▸ **Exercise requirements**: Go through the data below and report how many lines contain "structured"; the reply holds only that number.

▸ **Dataset rows describing interfaces**:

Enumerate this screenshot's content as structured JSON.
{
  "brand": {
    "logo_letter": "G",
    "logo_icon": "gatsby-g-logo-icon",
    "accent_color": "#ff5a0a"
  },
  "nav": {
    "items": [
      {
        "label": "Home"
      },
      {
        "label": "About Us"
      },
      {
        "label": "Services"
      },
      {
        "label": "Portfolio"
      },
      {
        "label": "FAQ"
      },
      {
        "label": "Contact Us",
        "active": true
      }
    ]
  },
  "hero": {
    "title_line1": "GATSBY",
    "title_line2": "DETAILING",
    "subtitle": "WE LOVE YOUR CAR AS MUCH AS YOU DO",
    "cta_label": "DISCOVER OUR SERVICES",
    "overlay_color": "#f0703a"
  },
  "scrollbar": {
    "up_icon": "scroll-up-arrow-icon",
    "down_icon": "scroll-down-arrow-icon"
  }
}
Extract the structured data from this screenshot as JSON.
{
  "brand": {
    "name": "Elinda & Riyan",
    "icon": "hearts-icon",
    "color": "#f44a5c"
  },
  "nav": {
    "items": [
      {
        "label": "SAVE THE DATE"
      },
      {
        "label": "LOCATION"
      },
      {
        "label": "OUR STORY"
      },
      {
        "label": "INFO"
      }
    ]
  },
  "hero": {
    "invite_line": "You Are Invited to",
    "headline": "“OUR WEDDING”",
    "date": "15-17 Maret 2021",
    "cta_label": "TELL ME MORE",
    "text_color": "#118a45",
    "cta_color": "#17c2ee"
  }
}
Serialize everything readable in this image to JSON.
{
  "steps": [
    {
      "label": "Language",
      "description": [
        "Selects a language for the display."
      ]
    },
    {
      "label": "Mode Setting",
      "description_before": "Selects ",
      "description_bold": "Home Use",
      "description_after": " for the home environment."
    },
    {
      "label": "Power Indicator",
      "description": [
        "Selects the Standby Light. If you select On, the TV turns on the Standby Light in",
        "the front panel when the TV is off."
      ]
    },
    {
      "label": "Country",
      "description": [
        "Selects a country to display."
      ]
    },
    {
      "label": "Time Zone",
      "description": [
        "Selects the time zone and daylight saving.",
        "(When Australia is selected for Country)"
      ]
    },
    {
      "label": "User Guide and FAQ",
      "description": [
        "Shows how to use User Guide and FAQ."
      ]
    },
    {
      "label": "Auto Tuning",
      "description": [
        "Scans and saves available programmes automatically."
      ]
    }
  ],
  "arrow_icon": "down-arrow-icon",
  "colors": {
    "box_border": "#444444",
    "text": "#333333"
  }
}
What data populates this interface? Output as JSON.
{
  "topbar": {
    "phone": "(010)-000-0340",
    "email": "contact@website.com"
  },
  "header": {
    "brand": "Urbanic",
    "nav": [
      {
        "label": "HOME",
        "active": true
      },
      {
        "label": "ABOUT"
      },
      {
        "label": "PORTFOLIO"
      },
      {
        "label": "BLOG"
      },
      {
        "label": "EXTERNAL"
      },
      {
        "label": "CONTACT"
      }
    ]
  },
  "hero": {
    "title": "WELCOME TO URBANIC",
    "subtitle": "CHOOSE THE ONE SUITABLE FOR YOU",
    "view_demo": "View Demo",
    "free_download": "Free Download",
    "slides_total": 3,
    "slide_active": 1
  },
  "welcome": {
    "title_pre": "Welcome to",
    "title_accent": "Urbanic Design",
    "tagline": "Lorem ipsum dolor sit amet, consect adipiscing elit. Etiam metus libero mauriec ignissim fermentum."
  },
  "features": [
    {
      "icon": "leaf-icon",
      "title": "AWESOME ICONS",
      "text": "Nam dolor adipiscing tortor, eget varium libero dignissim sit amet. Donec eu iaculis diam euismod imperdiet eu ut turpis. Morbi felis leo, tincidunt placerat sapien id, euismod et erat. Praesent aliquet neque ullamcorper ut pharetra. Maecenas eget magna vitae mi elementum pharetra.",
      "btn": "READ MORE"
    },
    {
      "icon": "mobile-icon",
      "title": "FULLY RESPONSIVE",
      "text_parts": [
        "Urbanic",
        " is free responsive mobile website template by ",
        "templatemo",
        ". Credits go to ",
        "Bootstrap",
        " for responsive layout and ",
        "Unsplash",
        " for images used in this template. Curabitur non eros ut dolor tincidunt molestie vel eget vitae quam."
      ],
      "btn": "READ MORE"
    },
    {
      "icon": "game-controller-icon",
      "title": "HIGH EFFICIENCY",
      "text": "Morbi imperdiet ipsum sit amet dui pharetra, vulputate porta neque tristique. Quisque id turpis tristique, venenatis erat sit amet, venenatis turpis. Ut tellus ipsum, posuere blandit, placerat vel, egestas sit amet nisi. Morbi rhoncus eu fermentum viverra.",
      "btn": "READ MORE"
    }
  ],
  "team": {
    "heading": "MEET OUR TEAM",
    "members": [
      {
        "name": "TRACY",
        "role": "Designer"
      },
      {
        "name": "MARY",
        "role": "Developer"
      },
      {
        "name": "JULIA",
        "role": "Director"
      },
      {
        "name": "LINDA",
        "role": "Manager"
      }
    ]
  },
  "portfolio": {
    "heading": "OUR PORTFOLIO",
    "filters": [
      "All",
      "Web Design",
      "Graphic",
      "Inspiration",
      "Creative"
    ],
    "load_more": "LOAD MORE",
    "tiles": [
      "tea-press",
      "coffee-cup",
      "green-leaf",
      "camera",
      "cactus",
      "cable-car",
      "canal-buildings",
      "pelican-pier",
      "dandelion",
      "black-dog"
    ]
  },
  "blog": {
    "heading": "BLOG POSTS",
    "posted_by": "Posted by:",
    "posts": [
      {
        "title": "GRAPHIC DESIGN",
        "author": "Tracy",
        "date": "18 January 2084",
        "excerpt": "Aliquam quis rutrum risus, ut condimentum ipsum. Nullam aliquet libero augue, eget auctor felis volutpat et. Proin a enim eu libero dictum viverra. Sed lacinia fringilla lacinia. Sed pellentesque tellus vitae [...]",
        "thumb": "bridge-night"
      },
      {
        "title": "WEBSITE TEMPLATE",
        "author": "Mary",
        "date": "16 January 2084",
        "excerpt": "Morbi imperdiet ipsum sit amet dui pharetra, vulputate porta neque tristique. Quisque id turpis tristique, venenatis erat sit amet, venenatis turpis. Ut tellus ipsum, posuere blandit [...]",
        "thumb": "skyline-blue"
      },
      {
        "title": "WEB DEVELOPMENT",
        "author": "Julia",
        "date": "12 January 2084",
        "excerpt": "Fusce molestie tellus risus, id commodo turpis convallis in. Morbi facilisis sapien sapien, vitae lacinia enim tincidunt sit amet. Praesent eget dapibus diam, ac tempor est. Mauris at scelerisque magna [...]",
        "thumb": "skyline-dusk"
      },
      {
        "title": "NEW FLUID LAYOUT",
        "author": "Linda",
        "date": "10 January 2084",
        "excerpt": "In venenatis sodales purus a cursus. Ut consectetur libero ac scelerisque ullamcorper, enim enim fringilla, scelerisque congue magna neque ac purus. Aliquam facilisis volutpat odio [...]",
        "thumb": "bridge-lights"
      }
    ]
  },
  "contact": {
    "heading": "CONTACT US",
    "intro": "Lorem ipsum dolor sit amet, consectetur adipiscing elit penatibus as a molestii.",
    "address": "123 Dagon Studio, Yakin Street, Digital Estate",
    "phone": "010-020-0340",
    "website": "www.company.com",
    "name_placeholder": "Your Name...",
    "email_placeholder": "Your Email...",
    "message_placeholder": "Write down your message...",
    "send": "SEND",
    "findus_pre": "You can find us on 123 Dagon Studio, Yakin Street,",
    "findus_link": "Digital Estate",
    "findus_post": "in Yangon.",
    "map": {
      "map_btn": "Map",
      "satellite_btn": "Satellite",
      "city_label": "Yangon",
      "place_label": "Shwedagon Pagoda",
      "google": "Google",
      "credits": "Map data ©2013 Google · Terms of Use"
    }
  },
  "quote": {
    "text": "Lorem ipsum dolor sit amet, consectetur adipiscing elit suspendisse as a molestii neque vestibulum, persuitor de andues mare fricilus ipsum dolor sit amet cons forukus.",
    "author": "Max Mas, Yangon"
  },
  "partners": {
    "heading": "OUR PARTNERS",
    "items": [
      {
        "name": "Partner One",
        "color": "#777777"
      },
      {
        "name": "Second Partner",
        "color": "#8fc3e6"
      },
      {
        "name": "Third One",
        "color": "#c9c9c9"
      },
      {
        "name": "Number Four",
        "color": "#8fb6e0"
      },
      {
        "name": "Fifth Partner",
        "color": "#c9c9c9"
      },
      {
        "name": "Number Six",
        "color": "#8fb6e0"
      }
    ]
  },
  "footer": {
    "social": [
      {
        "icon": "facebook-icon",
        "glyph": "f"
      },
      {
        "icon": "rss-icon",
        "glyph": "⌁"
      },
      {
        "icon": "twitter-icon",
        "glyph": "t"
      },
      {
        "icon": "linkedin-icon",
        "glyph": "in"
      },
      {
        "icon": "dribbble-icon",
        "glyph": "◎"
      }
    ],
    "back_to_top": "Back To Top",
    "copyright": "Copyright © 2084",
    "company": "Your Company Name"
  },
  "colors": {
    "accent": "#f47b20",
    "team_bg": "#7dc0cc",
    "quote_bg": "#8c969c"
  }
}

▸ **Answer space**: 2